- 1702–1704, Edward [Hyde, 1st] Earl of Clarendon, “(please specify |book=I to XVI)”, in The History of the Rebellion and Civil Wars in England, Begun in the Year 1641. […], Oxford, Oxfordshire: Printed at the Theater, published 1707, OCLC 937919305:
- The king sent a proclamation for their repair to their houses.
- A place to which one goes frequently or habitually; a haunt.
- 1668, John Dryden, Annus Mirabilis: The Year of Wonders, M. DC. LXVI. […], London: […] Henry Herringman, […], OCLC 1064438096, (please specify the stanza number):
- There the fierce winds his tender force assail / And beat him downward to his first repair.
place to which one goes often
- To transfer oneself to another place.
- to repair to sanctuary for safety
- 1960 April, B. Perren, “Resorts for Railfans -30: Bournemouth”, in Trains Illustrated, page 239:

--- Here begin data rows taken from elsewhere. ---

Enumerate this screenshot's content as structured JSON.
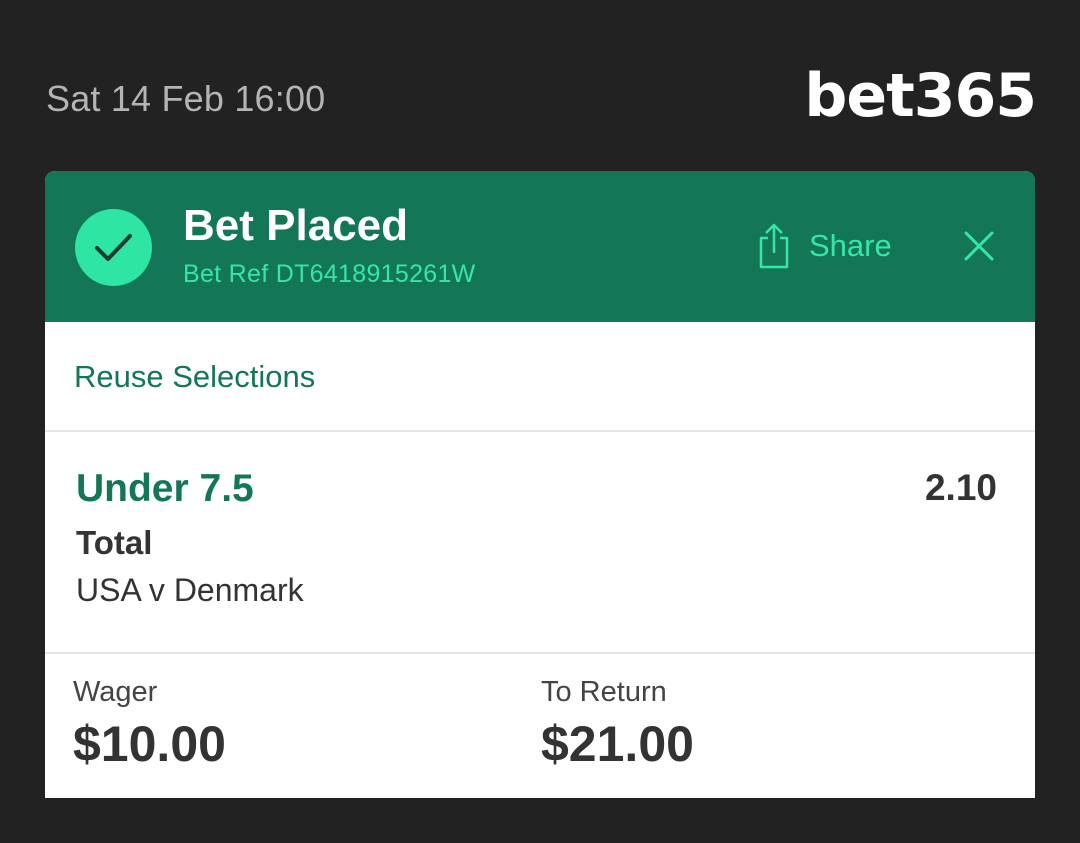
{
  "header": {
    "datetime": "Sat 14 Feb 16:00",
    "logo_text": "bet365"
  },
  "confirmation": {
    "title": "Bet Placed",
    "bet_ref": "Bet Ref DT6418915261W",
    "share_label": "Share",
    "icons": {
      "status": "check-icon",
      "share": "share-icon",
      "close": "close-icon"
    }
  },
  "reuse": {
    "label": "Reuse Selections"
  },
  "selection": {
    "name": "Under 7.5",
    "odds": "2.10",
    "market": "Total",
    "event": "USA v Denmark"
  },
  "summary": {
    "wager_label": "Wager",
    "wager_value": "$10.00",
    "return_label": "To Return",
    "return_value": "$21.00"
  },
  "colors": {
    "background": "#222222",
    "brand_green": "#137656",
    "accent_green": "#36e6a6",
    "check_circle": "#2ee5a4"
  }
}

- [...] the train engine uncouples and either backs on to the up through line to await its next duty or repairs to the motive power depot.
to transfer oneself to another place
- to pair again
- repair in Webster’s Revised Unabridged Dictionary, G. & C. Merriam, 1913.
- repair in The Century Dictionary, New York, N.Y.: The Century Co., 1911.
- “repair” in Dictionary.com Unabridged, Dictionary.com, LLC, 1995–present.
- “repair”, in The American Heritage Dictionary of the English Language, 4th edition, Boston, Mass.: Houghton Mifflin, 2000, →ISBN.